LOPEZ: That's George Seay. In 2012, he was Rick Perry's finance chair during his presidential run. Seay now runs a statewide Republican group. He says he's looking forward to closer elections in Texas because he thinks it will make Republicans better at running elections and the state.

SEAY: Republicans need to come in every cycle and make a strong case for why they should be governing and making decisions that affect all of us.

LOPEZ: And Seay says that even if races get closer, he thinks voters here will continue to choose Republicans in larger numbers. And Brendan Steinhauser, a Republican strategist, says tough fights are coming sooner rather than later. Because Texas is a little more purple now, Steinhauser expects left-leaning groups will start spending more money here. And he says some Republicans are preparing for the 2020 presidential election, when even more Democrats are likely to vote.

STEINHAUSER: This is where the future of Texas politics lies in that we have a lot of work to do because we expect Beto O'Rourke to stay around. We expect other candidates to emerge and say, if he can run statewide and do well, then I'm going to run.

LOPEZ: On election night, it wasn't just those congressional seats. The Republican Party of Texas also lost two state senators, 12 Texas House members, as well as a bunch of judgeships around the state. However, they still hold every statewide position, including the governorship. So Democrats are making some gains, but at least for now, Texas is still run by Republicans. For NPR News, I'm Ashley Lopez in Austin. Transcript provided by NPR, Copyright NPR.

Ashley Lopez
Ashley Lopez is a political correspondent for NPR based in Austin, Texas. She joined NPR in May 2022. Prior to NPR, Lopez spent more than six years as a health care and politics reporter for KUT, Austin's public radio station.
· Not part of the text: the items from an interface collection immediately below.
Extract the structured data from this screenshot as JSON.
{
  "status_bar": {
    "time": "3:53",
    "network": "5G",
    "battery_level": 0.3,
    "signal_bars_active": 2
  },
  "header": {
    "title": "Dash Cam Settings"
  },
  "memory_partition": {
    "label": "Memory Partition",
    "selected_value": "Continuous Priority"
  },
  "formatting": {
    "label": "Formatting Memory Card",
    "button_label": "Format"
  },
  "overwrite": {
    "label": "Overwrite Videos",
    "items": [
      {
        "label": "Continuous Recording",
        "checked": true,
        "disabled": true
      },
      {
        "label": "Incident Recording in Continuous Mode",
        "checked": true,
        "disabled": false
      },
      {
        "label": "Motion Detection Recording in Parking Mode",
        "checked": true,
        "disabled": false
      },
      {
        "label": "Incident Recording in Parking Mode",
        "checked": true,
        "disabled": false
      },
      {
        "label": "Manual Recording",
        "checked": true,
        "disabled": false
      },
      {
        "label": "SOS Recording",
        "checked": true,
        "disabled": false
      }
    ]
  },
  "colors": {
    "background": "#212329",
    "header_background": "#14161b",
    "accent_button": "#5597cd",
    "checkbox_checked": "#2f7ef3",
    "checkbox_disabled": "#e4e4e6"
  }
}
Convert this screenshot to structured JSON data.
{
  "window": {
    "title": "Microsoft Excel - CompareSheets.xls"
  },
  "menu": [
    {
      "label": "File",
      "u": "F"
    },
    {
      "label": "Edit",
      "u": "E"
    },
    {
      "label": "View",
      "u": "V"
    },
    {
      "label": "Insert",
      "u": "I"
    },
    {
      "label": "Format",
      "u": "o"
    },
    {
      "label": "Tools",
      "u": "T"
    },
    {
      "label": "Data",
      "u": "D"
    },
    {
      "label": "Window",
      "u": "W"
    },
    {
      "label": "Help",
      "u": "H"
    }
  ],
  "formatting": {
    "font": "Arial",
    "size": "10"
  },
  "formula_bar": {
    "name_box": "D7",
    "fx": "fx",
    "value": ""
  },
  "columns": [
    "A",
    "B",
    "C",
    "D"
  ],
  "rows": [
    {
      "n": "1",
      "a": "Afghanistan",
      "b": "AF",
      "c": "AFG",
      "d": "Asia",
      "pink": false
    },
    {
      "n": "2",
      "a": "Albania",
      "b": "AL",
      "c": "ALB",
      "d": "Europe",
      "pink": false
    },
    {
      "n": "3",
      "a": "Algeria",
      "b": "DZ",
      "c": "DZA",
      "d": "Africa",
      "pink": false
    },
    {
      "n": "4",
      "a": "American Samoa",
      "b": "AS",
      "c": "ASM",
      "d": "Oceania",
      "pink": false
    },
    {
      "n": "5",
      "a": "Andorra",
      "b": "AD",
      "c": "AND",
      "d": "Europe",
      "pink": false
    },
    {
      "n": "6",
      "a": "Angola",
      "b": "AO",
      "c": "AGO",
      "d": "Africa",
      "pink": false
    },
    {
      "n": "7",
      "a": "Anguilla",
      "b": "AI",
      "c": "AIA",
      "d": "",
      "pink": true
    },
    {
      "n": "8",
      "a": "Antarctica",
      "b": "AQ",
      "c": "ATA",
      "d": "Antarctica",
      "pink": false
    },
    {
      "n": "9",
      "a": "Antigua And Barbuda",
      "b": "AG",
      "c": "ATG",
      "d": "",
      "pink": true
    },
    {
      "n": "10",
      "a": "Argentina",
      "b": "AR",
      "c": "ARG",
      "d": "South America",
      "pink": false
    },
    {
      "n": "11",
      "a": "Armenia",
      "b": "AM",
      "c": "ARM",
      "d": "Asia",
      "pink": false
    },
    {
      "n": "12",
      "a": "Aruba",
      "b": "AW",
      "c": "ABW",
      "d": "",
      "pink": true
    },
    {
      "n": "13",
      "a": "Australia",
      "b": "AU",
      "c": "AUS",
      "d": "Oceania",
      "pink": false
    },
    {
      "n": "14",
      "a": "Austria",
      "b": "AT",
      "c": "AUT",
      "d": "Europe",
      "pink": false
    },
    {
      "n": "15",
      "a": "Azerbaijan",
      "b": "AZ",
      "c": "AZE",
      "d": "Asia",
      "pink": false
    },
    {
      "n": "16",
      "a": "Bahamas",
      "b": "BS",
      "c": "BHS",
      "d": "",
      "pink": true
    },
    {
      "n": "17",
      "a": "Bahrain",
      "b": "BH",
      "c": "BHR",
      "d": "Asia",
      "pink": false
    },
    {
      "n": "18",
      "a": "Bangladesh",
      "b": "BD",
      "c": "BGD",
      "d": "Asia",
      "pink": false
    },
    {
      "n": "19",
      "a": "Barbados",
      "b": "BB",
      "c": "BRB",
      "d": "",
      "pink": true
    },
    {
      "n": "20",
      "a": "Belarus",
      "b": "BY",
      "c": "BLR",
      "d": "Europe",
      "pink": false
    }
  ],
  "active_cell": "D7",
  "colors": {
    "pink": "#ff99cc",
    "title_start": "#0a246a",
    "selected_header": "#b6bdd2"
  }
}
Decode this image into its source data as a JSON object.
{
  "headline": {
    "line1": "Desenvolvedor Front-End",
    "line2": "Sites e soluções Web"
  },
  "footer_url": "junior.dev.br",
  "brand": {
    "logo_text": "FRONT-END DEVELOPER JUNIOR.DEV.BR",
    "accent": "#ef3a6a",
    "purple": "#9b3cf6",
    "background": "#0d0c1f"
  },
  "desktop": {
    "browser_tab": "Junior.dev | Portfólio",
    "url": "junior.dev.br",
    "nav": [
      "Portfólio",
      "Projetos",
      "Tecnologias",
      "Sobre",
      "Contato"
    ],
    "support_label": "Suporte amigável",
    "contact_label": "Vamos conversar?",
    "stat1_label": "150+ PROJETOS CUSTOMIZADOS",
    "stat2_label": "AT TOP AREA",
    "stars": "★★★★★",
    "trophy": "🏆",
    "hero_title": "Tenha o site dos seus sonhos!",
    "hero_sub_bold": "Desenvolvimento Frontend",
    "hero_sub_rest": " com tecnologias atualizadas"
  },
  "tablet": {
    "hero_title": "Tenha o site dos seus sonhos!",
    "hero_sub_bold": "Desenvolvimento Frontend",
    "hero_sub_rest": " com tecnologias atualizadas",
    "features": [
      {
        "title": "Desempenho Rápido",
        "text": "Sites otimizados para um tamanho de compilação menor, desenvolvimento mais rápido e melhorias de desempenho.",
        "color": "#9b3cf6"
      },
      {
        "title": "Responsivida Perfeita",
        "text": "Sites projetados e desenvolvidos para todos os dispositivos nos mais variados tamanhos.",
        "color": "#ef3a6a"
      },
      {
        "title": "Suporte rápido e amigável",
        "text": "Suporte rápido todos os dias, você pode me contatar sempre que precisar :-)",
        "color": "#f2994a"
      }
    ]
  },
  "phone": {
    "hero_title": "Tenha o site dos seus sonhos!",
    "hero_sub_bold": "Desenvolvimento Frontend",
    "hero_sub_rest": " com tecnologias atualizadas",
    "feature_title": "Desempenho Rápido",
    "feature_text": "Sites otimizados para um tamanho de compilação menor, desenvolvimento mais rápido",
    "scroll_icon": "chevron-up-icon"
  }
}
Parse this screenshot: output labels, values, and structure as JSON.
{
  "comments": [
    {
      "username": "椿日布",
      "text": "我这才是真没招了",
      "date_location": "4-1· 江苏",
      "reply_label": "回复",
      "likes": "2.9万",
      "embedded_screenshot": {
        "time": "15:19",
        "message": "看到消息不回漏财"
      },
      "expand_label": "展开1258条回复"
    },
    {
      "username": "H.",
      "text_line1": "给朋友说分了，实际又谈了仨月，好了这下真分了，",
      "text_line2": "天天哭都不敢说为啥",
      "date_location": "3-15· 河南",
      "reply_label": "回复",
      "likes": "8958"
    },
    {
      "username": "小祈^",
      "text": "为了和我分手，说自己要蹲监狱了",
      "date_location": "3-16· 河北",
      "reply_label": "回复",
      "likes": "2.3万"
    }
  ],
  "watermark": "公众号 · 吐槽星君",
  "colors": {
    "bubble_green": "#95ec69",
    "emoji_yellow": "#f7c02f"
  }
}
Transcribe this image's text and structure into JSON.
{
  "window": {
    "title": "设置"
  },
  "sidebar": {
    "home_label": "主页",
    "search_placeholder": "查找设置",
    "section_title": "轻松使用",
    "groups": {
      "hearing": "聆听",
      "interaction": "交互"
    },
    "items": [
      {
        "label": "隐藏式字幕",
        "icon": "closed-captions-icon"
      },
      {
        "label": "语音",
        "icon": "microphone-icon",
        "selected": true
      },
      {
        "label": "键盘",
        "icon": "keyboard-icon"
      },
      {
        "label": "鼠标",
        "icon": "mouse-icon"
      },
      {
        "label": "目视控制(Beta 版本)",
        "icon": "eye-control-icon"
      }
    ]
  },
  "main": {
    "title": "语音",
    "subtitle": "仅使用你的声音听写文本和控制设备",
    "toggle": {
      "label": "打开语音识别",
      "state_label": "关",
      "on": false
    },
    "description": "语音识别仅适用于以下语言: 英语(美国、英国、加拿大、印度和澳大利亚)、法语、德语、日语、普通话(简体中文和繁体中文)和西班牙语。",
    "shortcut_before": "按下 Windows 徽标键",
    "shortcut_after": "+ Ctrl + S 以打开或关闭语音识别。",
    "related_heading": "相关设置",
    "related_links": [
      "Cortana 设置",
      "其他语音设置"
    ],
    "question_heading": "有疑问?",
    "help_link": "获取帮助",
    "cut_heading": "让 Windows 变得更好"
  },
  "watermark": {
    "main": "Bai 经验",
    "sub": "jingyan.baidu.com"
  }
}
Before that, she was a political reporter for NPR Member stations in Florida and Kentucky. Lopez is a graduate of the University of North Carolina at Chapel Hill and grew up in Miami, Florida.